PROJECT: MUSIC HEALS US is a non-profit organization whose mission is to provide encouragement, education and healing through bringing high-quality live music performances and interactive programming to marginalized communities with limited ability to access it themselves, with a focus on elderly, disabled, rehabilitating, incarcerated, and homeless populations. 


Now in its sixth season, PROJECT: MUSIC HEALS US has presented over 200 free classical music concerts in hospitals, nursing homes, hospice centers, retirement homes, food pantries, centers for individuals with disabilities, correctional facilities, homeless shelters and refugee centers. Each season (September-May) includes a series of public ticketed concerts which aid in subsidizing the rest of our healing concerts.


We present formal chamber music and solo recital concerts featuring musicians from the Chamber Music Society of Lincoln Center, the Marlboro Music Festival, the Juilliard School, the Manhattan School of Music, the Curtis Institute of Music, the Perlman Music Program, and more. The roster of musicians includes both up-and-coming artists of this generation as well as their performing artist mentors. Additionally, these concert evenings feature 45-minute pre-concert lectures, 15-minute pre-concert YOUNG ARTIST PERFORMANCES, and post-concert receptions with Q&A with the musicians.  
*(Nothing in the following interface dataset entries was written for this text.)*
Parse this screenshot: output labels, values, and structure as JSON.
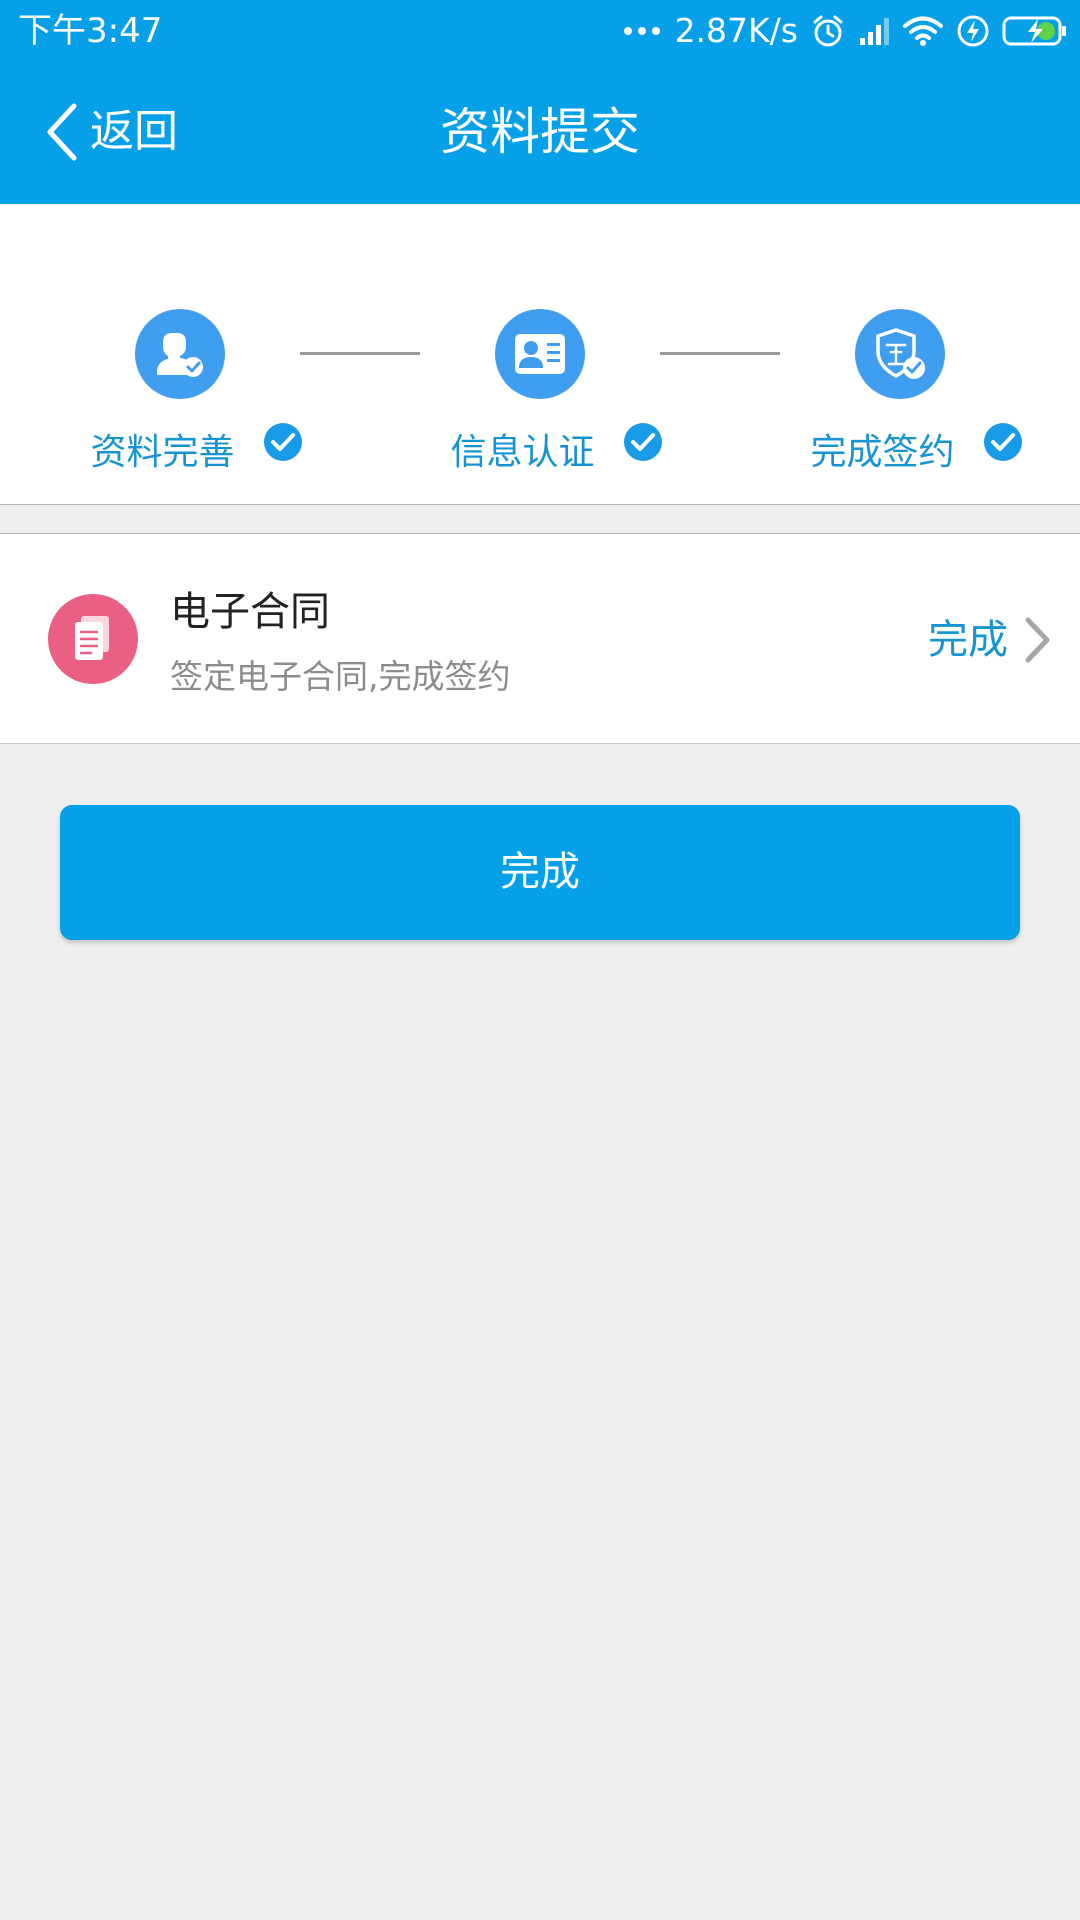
{
  "status_bar": {
    "time": "下午3:47",
    "net_speed": "2.87K/s",
    "icons": [
      "more-dots-icon",
      "alarm-icon",
      "signal-icon",
      "wifi-icon",
      "flash-icon",
      "battery-charging-icon"
    ]
  },
  "title_bar": {
    "back_label": "返回",
    "title": "资料提交"
  },
  "steps": [
    {
      "label": "资料完善",
      "icon": "user-check-icon",
      "completed": true
    },
    {
      "label": "信息认证",
      "icon": "id-card-icon",
      "completed": true
    },
    {
      "label": "完成签约",
      "icon": "certified-shield-icon",
      "completed": true
    }
  ],
  "contract_item": {
    "icon": "document-icon",
    "title": "电子合同",
    "description": "签定电子合同,完成签约",
    "status": "完成"
  },
  "finish_button": {
    "label": "完成"
  },
  "colors": {
    "primary": "#06a0e8",
    "step_circle": "#3f9ef0",
    "accent_text": "#1694d2",
    "contract_icon_bg": "#ea5f84",
    "background": "#efefef"
  }
}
We perform concerts for patients in nursing homes, hospitals, and hospices, as well as for those who are incarcerated in prisons and those staying in homeless shelters and refugee centers. These performances are shorter versions of the formal ticketed concerts with much more discussion and interaction with the audience.


In addition to generating funding for the healing concerts, the public ticketed concerts feature Young Artist Performances by local high school and college level musicians, creating a space for talented aspiring musicians to develop performance experience while connecting with professional performing artists.  In its 2019-2020 season, PMHU will also offer a full Young Artist Mentorship Program in which young musicians will join PMHU artists in healing and outreach concerts and workshops, providing them with the opportunity to learn first-hand what it means to use art for social good while forging musical mentorships that may last a lifetime. 


In the last three years, Project: Music Heals Us has developed an innovative ‘outreach’ program that brings interactive, thoughtfully-conceived chamber music concerts and workshops to incarcerated communities in federal and state correctional institutions of all security levels throughout Connecticut, New York, Pennsylvania, and California. In recognition and support of this program, PMHU was awarded the ProMusicis Father Eugène Merlet Award for Community Service in 2017, and has since continued to develop interactive, conversational, and educational musical programs and creative workshops which help inmates find positive emotional outlets through composing their own musical pieces.  The resulting artistic creations and responses of the inmate participants of these programs have been extraordinary, and reinforced to all involved the power of music to bridge the divide between people of different cultures and circumstances. 

PMHU’s 2019-2020 season of Prison Outreach Residencies is comprised of four separate projects:


In August 2018, PMHU embarked on its newest program: a year-long initiative created and directed by the Carr-Petrova Duo called the Novel Voices Refugee Aid Project. Expanding on our belief in the importance of using art to bring comfort, connection, and empowerment to those living on the margins of our local communities, this project is designed to give voice and visibility, through music and film, to the lives and struggles of both local and international refugee communities, and to educate and encourage audiences and artists alike to become connected and involved.  It brings free, interactive concerts to displaced populations while increasing awareness of and raising support for both U.S.-based and international refugee-aid programs.

Throughout the 2018-2019 season, violist and PMHU founder Molly Carr and pianist Anna Petrova (as the Carr-Petrova Duo), along with composer Fernando Arroyo Lascurain and filmmakers Victoria Stevens and Skyler Knutzen visited ten refugee communities across the U.S., Europe, and the Middle East to perform music, engage with refugee audiences, and record their stories. These conversations have served as the inspiration for an original musical work by Lascurain and an eventual film by Stevens and Knutzen, documenting the year-long journey. The Carr-Petrova Duo recorded and will release Lascurain’s composition on an album entitled “Novel Voices,” and will premiere the composition alongside a preview of the film in a “Refugee Awareness” concert at Carnegie Hall on October 28th, 2019.